During the winter 2010 edition of the Route du Rock in St Malo, we brought the Fiery Furnaces to a bar in the old town, filmed the Local Natives on a merry-go-round then on a beach at nightfall, finishing over Sunday breakfast with Clara Clara.
The Route du Rock d’Hiver has a very distinct atmosphere. Memories of the wading-in-the-water summer edition seemed very far away…We set out to film without really knowing who we would end up capturing – the festival’s schedule was dense. The XX were at the top of our list, but we heard about the sad cancellation of their tour shortly after arriving. Too bad. Another group rose to the top of our list – the Fiery Furnaces, surprisingly absent from the history of the Take Away Shows.
We arrived at l’Omnibus, a big venue in an industrial area far from the picturesque centre of the town where we had imagined filming. A little disconcerted, we saw Eleanor, the Fiery Furnaces’ lead singer. It was quickly determined that we would meet the band at their hotel after the concert. Eleanor explained that for the filming they would work as a duo on style exercise, vocals backed by an acoustic guitar.
Acoustic guitar? Ah, yes, we’d have to find one here! We searched everywhere for an instrument to borrow, passed the word around, alerted the Internet. In vain. The only one we could find had but three strings. Thanks, but…we’d have to take a different approach.
We finally had a bit of luck when we entered what we believed to be a simple pub and discovered an astonishing venue. The owner was adorable and on the second floor we found a table and chairs built into the parquet that afforded a view of the downstairs. The Fiery Furnaces made themselves comfortable, first beers were poured and the instruments came out. Although we had expected a calm, minimalist musical configuration, out came the cavalry. The bassist and the drummer played along, organising pint glasses to create glass percussion. The guitar was plugged in. The Take Away Show took on a completely different form than what we had imagined.
We had been interested in the Local Natives for quite some time, these Los Angeles residents whose Gorilla Manor is one of the best albums yet this year. Listening to their album after getting up on this grey Saturday morning made us forget the long night of editing the Fiery Furnaces video. Their music is permeated with an almost childish enthusiasm, a simple pleasure that we were curious to hear rearranged acoustically.
We knew they were enthusiastic before we even met them. As proof, their Saturday Twitter update announced: “filming for La Blogotheque in St. Malo today… psyched out of my mind for our take away shows !” More than just enthusiastic, they arrived full of ideas, desires, and kindness; their enthusiasm was hard to keep in check. We wanted to bring them to the fun fair near the docks. There, they ran excitedly from ride to ride. We barely had time to ask the operator for permission before they climbed onto the haunted house ride! All this in a cacophony of sounds, cries, background music and the smell of cotton candy. The scene was a little incompatible with the idea of playing music…moving away from the madness, we found a quieter area. “Merry-go-round!” the Local Natives exclaimed to each other. The children on the ride found themselves in the company of the band, who quickly commandeered airplanes and horses to harmonise in concert.
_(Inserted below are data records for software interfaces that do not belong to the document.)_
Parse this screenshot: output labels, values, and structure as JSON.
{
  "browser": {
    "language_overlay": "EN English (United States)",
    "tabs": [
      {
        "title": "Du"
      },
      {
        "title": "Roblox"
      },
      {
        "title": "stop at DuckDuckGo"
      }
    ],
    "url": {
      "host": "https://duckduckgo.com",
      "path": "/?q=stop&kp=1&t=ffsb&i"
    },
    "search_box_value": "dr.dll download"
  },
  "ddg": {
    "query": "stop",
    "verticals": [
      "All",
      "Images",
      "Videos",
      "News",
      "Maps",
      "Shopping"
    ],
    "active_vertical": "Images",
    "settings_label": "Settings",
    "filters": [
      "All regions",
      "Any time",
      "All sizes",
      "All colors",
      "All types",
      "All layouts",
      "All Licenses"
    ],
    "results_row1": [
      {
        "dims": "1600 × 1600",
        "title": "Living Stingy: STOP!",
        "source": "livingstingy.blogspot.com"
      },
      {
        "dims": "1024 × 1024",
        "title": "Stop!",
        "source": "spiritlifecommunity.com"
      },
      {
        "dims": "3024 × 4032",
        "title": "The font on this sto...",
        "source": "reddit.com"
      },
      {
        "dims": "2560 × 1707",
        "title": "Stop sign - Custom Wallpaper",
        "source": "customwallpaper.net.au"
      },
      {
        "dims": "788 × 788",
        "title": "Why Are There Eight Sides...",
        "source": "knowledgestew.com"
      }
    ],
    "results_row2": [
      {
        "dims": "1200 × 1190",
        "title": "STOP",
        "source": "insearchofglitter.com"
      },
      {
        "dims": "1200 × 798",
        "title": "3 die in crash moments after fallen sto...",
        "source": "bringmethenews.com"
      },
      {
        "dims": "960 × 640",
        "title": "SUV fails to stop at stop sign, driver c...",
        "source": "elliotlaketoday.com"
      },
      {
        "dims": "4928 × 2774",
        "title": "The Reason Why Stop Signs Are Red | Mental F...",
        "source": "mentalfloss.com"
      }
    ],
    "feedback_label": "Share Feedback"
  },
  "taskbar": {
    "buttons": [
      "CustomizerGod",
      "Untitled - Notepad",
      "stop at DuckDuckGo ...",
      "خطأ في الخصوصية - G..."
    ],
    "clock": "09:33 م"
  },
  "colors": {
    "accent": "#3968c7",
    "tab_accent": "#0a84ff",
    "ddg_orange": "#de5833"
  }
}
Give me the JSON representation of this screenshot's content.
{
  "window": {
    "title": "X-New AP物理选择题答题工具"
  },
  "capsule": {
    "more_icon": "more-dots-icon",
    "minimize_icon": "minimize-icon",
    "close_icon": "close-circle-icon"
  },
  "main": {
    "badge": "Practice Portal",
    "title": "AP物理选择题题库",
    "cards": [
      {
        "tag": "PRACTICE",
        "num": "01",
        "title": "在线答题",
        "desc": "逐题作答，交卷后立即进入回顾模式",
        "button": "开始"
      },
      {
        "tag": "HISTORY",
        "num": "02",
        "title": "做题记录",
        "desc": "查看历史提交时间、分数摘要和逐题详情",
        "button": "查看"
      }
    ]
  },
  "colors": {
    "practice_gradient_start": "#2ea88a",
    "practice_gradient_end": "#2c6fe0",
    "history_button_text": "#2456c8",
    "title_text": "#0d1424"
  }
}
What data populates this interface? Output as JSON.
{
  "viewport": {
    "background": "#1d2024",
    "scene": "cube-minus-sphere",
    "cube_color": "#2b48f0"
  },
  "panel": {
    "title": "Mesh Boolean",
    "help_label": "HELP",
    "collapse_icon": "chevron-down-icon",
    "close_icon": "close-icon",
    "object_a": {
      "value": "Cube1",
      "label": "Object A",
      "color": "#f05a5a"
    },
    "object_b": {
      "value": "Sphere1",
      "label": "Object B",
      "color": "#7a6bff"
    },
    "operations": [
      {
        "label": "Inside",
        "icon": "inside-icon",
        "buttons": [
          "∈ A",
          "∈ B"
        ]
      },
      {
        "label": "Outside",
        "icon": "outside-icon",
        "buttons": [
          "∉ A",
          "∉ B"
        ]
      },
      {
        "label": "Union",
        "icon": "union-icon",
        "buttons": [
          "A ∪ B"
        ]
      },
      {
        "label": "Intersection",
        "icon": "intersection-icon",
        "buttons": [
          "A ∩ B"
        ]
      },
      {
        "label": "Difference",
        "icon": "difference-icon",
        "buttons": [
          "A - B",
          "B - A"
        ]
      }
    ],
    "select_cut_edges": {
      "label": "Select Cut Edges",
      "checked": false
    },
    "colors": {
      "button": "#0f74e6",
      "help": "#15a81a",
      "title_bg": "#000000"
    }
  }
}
It was the beginning of a marvellous session, which continued on the beach through a light rainfall and a chilling cold. To warm up, we found a bar in the centre of town, welcoming as always.
François Virot’s new project had filled the venue and kept us dancing at l’Omnibus until 2 am; we had arranged to meet them in a café at 11 am. Safe to say that we questioned what state they would be in when they arrived, but once everyone had finished a few espressos impatience set in. The café seemed perfect, over-decorated with dolls on the walls and posters on the ceiling. Even better, it had a piano that seemed to be tuned. All that remained was for Clara Clara to adapt their repertoire to an acoustic format.
This in itself involved a risk which would have worried other musicians, but François was familiar with the exercise, and rightly so. The energy was there; the musicians adapted to their new conditions: Amélie worked her piano, François warmed up his voice, and Charles tweaked his mini bass amp.
The café was reminiscent of the pubs we’d previously visited. The uncertain morning light replaced the neon of the bars. We were surrounded by a new audience with newspapers in hand, and children who toyed with the instruments left lying around. As the bells chimed for mass, Clara Clara played, sounding more pop than ever.
Translated by Tara Dominguez